[Extracted records]
************
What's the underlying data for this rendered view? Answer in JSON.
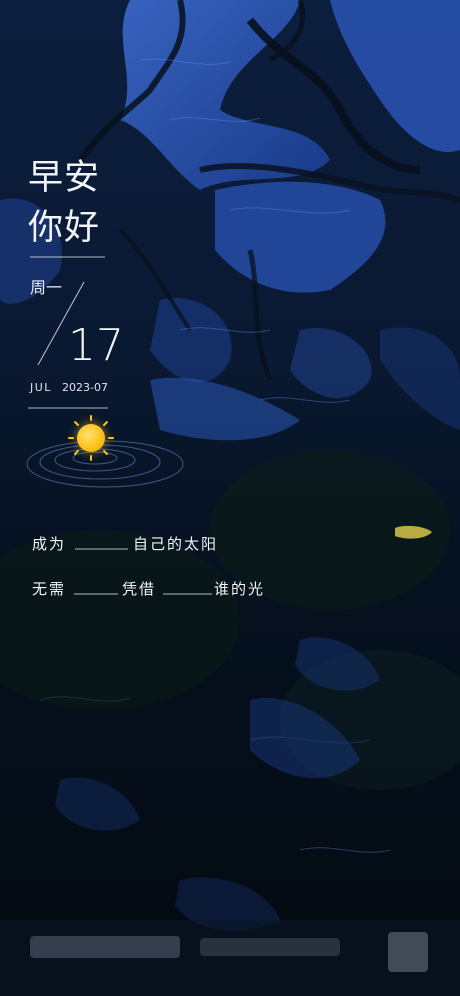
{
  "greeting": {
    "line1": "早安",
    "line2": "你好"
  },
  "date": {
    "weekday": "周一",
    "day": "17",
    "month": "JUL",
    "year": "2023-07"
  },
  "quote": {
    "line1": {
      "part1": "成为",
      "part2": "自己的太阳"
    },
    "line2": {
      "part1": "无需",
      "part2": "凭借",
      "part3": "谁的光"
    }
  },
  "colors": {
    "sun": "#ffc21a",
    "water": "#1f4fae",
    "dark": "#05101d"
  }
}
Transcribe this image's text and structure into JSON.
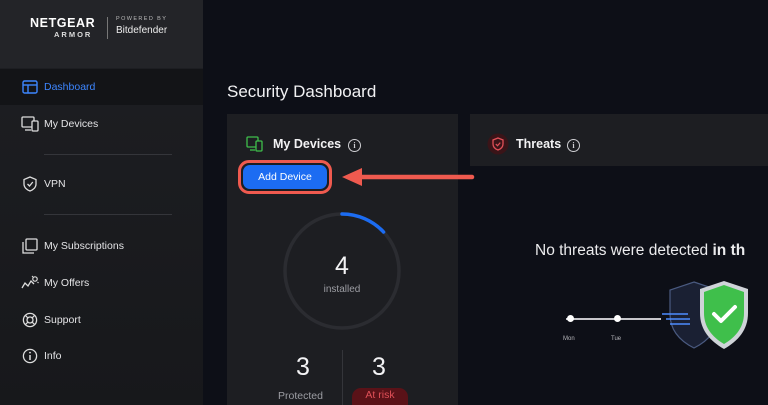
{
  "brand": {
    "name": "NETGEAR",
    "sub": "ARMOR",
    "powered_by": "POWERED BY",
    "partner": "Bitdefender"
  },
  "sidebar": {
    "items": [
      {
        "label": "Dashboard",
        "icon": "dashboard-icon",
        "active": true
      },
      {
        "label": "My Devices",
        "icon": "devices-icon"
      },
      {
        "label": "VPN",
        "icon": "vpn-shield-icon"
      },
      {
        "label": "My Subscriptions",
        "icon": "subscriptions-icon"
      },
      {
        "label": "My Offers",
        "icon": "offers-icon"
      },
      {
        "label": "Support",
        "icon": "support-icon"
      },
      {
        "label": "Info",
        "icon": "info-icon"
      }
    ]
  },
  "main": {
    "title": "Security Dashboard",
    "devices_card": {
      "title": "My Devices",
      "add_button": "Add Device",
      "installed_count": "4",
      "installed_label": "installed",
      "protected_count": "3",
      "protected_label": "Protected",
      "at_risk_count": "3",
      "at_risk_label": "At risk",
      "ring_progress": 0.13
    },
    "threats_card": {
      "title": "Threats",
      "message_plain": "No threats were detected",
      "message_bold": "in th",
      "days": [
        "Mon",
        "Tue"
      ]
    }
  },
  "colors": {
    "accent_blue": "#1c6cf2",
    "highlight_red": "#ef5a4f",
    "shield_green": "#3fbf4b",
    "at_risk_red": "#e05058"
  }
}
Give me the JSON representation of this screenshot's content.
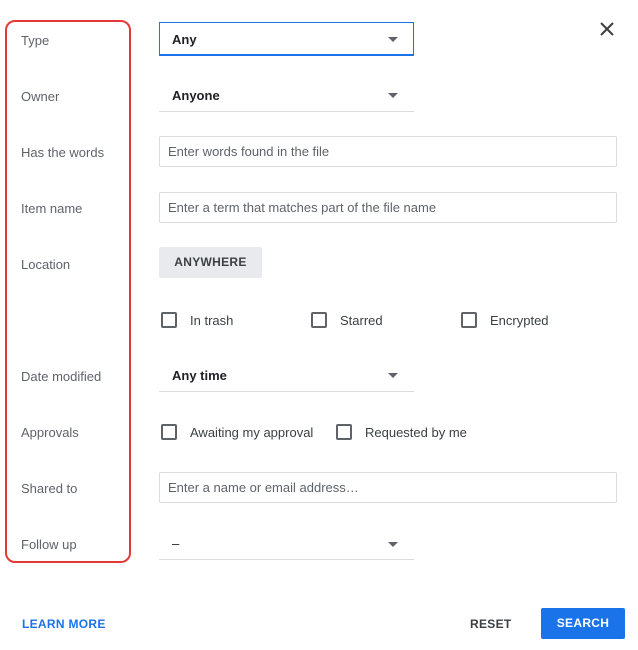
{
  "labels": {
    "type": "Type",
    "owner": "Owner",
    "has_words": "Has the words",
    "item_name": "Item name",
    "location": "Location",
    "date_modified": "Date modified",
    "approvals": "Approvals",
    "shared_to": "Shared to",
    "follow_up": "Follow up"
  },
  "fields": {
    "type_value": "Any",
    "owner_value": "Anyone",
    "has_words_placeholder": "Enter words found in the file",
    "item_name_placeholder": "Enter a term that matches part of the file name",
    "location_button": "ANYWHERE",
    "date_modified_value": "Any time",
    "shared_to_placeholder": "Enter a name or email address…",
    "follow_up_value": "–"
  },
  "checkboxes": {
    "in_trash": "In trash",
    "starred": "Starred",
    "encrypted": "Encrypted",
    "awaiting_approval": "Awaiting my approval",
    "requested_by_me": "Requested by me"
  },
  "footer": {
    "learn_more": "LEARN MORE",
    "reset": "RESET",
    "search": "SEARCH"
  },
  "colors": {
    "accent": "#1a73e8",
    "highlight_border": "#e53935"
  }
}
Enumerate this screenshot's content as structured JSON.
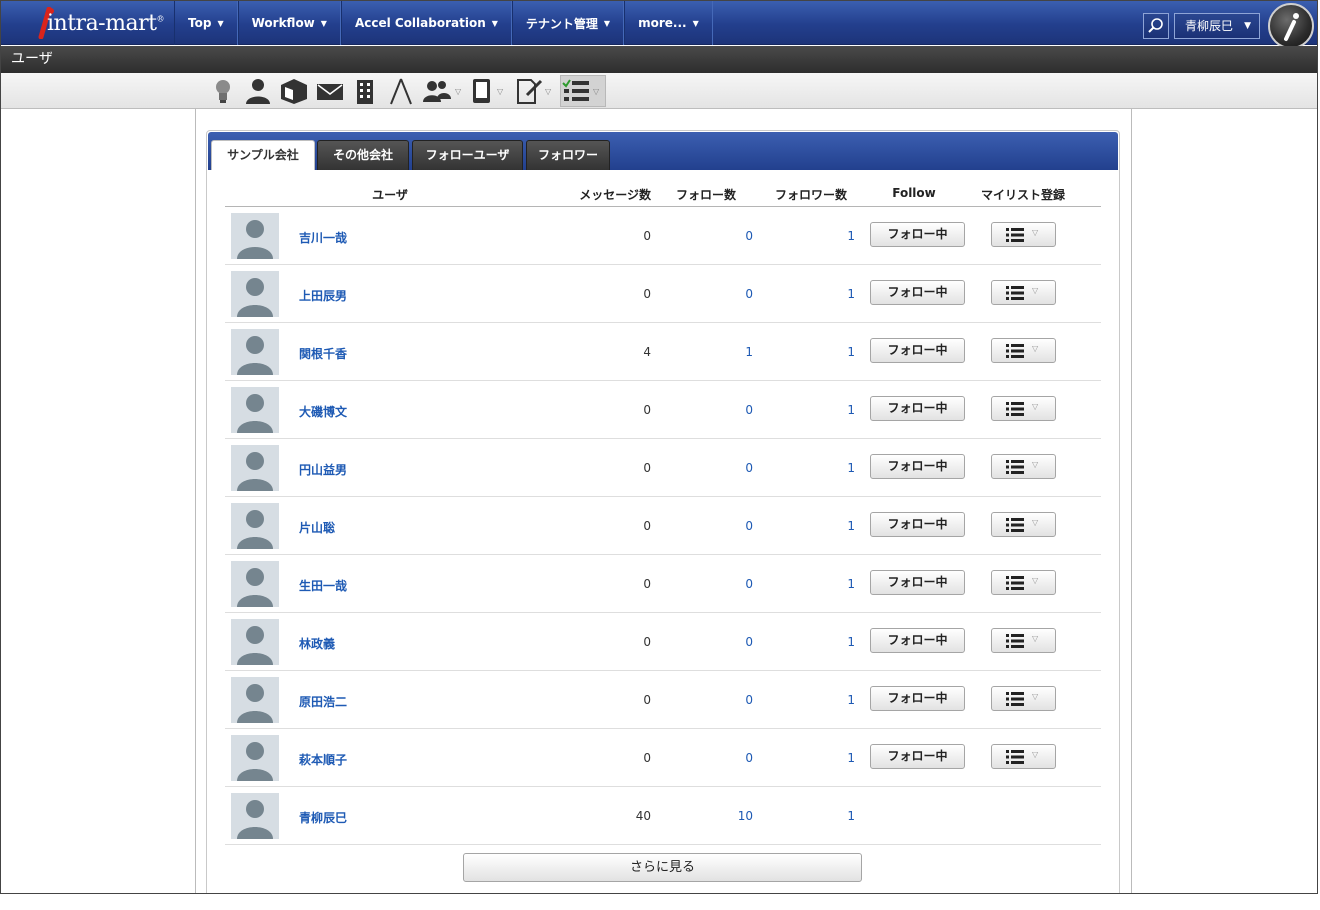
{
  "header": {
    "logo_text": "intra-mart",
    "nav": [
      {
        "label": "Top"
      },
      {
        "label": "Workflow"
      },
      {
        "label": "Accel Collaboration"
      },
      {
        "label": "テナント管理"
      },
      {
        "label": "more..."
      }
    ],
    "user_name": "青柳辰巳"
  },
  "page_title": "ユーザ",
  "toolbar_icons": [
    "lightbulb-icon",
    "person-icon",
    "box-icon",
    "envelope-icon",
    "building-icon",
    "compass-icon",
    "group-icon",
    "device-icon",
    "document-edit-icon",
    "checklist-icon"
  ],
  "tabs": [
    {
      "label": "サンプル会社",
      "active": true
    },
    {
      "label": "その他会社",
      "active": false
    },
    {
      "label": "フォローユーザ",
      "active": false
    },
    {
      "label": "フォロワー",
      "active": false
    }
  ],
  "table": {
    "headers": {
      "user": "ユーザ",
      "messages": "メッセージ数",
      "follows": "フォロー数",
      "followers": "フォロワー数",
      "follow": "Follow",
      "mylist": "マイリスト登録"
    },
    "follow_label": "フォロー中",
    "rows": [
      {
        "name": "吉川一哉",
        "messages": "0",
        "follows": "0",
        "followers": "1",
        "has_actions": true
      },
      {
        "name": "上田辰男",
        "messages": "0",
        "follows": "0",
        "followers": "1",
        "has_actions": true
      },
      {
        "name": "関根千香",
        "messages": "4",
        "follows": "1",
        "followers": "1",
        "has_actions": true
      },
      {
        "name": "大磯博文",
        "messages": "0",
        "follows": "0",
        "followers": "1",
        "has_actions": true
      },
      {
        "name": "円山益男",
        "messages": "0",
        "follows": "0",
        "followers": "1",
        "has_actions": true
      },
      {
        "name": "片山聡",
        "messages": "0",
        "follows": "0",
        "followers": "1",
        "has_actions": true
      },
      {
        "name": "生田一哉",
        "messages": "0",
        "follows": "0",
        "followers": "1",
        "has_actions": true
      },
      {
        "name": "林政義",
        "messages": "0",
        "follows": "0",
        "followers": "1",
        "has_actions": true
      },
      {
        "name": "原田浩二",
        "messages": "0",
        "follows": "0",
        "followers": "1",
        "has_actions": true
      },
      {
        "name": "萩本順子",
        "messages": "0",
        "follows": "0",
        "followers": "1",
        "has_actions": true
      },
      {
        "name": "青柳辰巳",
        "messages": "40",
        "follows": "10",
        "followers": "1",
        "has_actions": false
      }
    ]
  },
  "more_label": "さらに見る"
}
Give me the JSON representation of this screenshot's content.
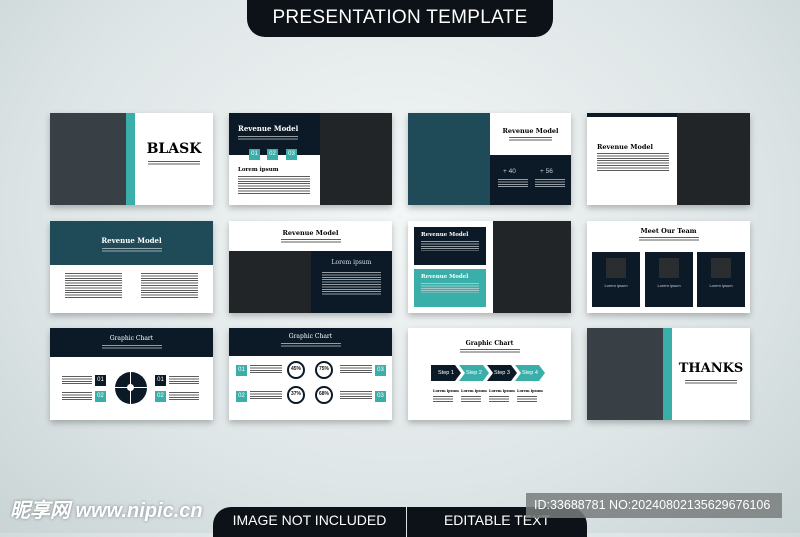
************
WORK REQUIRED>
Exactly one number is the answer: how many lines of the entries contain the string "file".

SOLUTION>
2